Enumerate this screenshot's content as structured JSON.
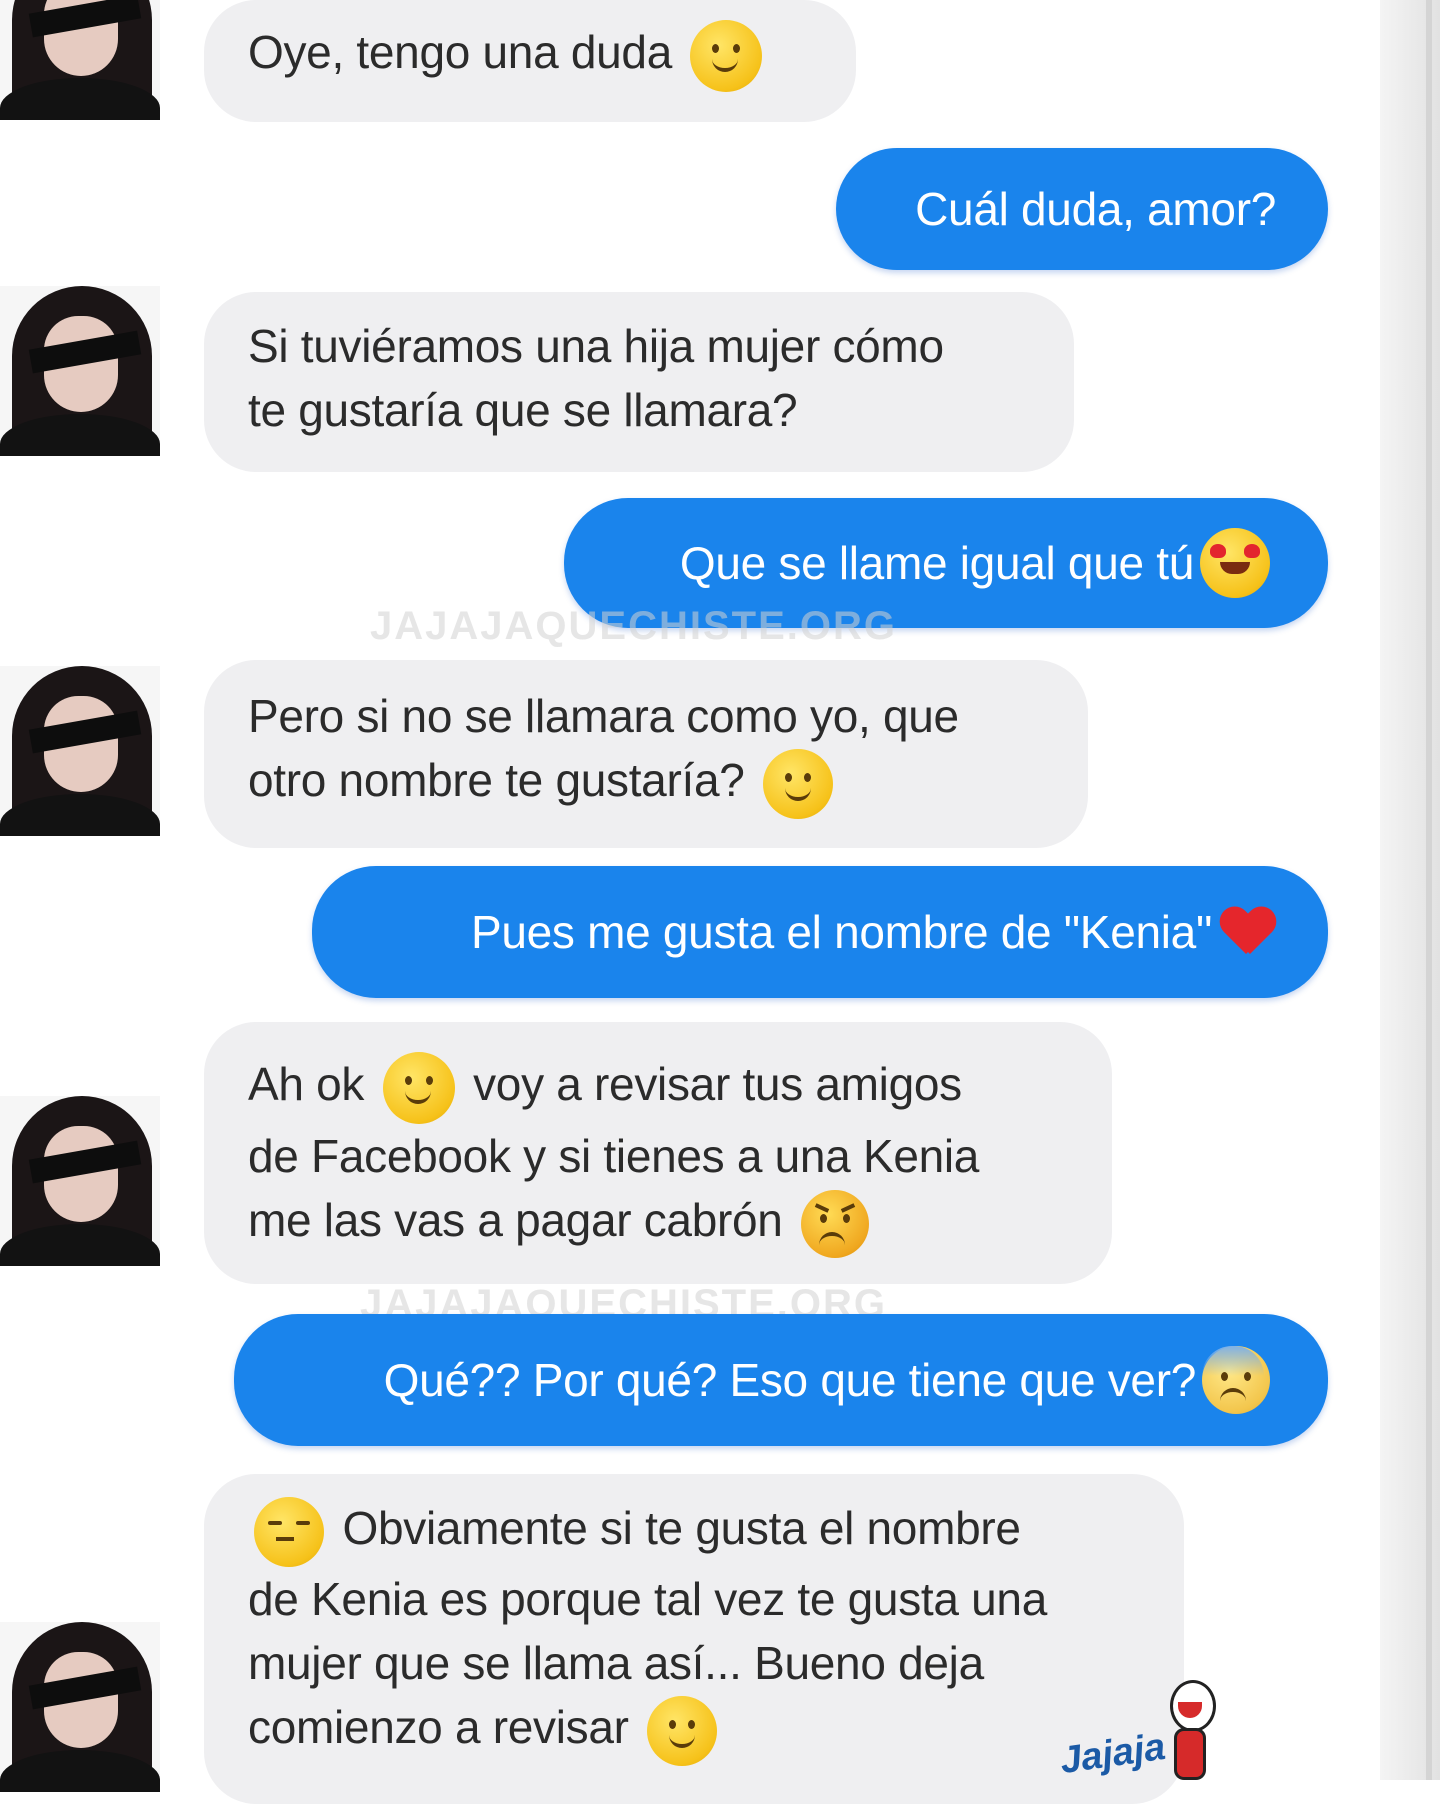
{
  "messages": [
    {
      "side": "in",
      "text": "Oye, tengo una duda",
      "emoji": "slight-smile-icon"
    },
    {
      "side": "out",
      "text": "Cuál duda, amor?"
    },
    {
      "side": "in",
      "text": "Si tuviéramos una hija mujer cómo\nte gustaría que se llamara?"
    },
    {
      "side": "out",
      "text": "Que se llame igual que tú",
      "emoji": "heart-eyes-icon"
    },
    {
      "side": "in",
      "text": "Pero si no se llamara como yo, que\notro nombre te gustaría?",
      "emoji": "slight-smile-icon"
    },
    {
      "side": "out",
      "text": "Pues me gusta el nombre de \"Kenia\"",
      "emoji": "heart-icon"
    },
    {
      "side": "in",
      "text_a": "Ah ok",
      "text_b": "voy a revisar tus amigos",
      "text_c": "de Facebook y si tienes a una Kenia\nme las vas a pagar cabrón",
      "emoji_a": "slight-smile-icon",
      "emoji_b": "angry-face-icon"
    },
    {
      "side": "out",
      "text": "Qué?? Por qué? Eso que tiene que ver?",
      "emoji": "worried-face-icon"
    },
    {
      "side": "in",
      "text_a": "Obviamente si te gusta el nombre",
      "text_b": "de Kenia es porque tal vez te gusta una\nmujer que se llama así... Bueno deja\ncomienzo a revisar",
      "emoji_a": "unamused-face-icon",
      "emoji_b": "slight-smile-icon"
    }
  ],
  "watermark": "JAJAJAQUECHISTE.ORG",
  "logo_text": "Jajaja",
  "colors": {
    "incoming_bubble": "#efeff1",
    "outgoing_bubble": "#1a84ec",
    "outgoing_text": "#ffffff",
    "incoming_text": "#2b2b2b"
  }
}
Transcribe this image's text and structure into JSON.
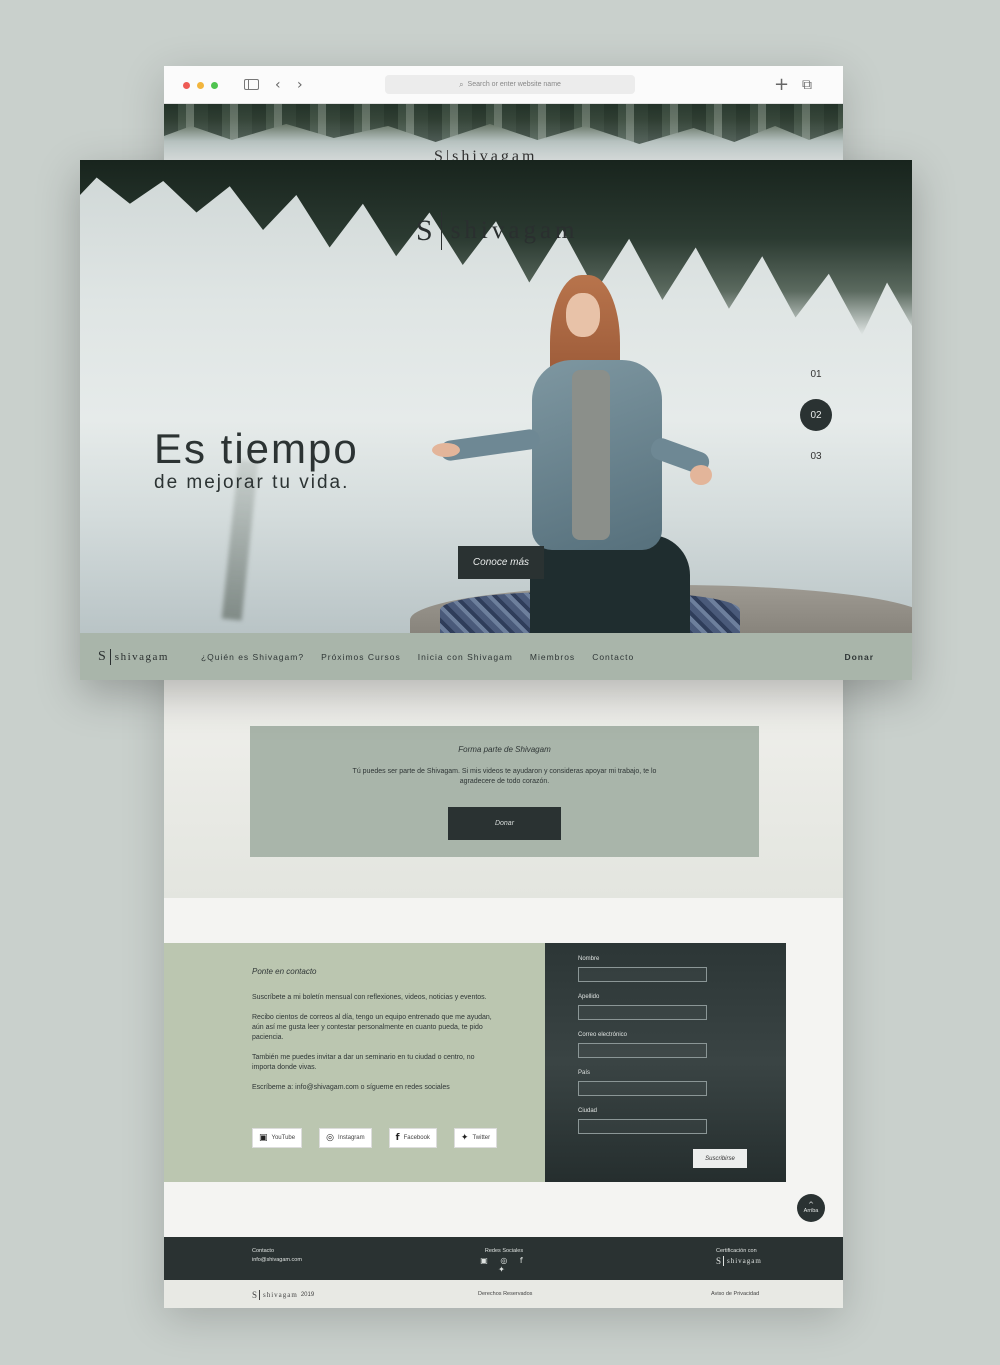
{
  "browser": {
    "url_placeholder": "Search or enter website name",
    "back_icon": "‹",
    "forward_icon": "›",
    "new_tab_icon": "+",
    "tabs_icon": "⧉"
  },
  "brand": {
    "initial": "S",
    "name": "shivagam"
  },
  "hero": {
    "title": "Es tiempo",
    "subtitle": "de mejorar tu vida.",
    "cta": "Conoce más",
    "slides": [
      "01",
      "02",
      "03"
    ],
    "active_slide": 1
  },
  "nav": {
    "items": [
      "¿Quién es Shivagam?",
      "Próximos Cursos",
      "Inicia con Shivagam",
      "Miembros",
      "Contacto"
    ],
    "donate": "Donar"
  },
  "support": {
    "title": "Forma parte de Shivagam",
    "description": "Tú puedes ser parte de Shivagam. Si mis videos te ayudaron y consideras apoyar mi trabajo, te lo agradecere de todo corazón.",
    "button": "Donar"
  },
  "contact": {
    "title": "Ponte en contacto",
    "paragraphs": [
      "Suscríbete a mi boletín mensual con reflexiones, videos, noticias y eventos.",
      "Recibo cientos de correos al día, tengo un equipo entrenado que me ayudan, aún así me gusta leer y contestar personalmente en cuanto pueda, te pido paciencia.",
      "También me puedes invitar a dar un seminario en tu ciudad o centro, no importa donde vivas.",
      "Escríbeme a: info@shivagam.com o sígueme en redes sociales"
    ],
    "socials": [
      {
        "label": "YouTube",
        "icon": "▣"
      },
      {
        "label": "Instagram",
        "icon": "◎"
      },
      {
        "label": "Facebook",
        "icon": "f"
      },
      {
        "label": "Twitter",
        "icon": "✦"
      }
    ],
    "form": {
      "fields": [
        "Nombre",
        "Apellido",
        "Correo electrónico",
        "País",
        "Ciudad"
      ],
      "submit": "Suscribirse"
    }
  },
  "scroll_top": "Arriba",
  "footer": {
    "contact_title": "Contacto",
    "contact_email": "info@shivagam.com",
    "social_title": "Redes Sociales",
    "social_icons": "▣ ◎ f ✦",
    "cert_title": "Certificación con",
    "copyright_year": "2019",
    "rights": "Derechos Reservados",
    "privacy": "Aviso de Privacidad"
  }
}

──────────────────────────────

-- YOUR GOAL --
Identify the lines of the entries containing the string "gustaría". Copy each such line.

-- EXERCISE ANSWER --
      "text": "Si tuviéramos una hija mujer cómo\nte gustaría que se llamara?"
      "text": "Pero si no se llamara como yo, que\notro nombre te gustaría?",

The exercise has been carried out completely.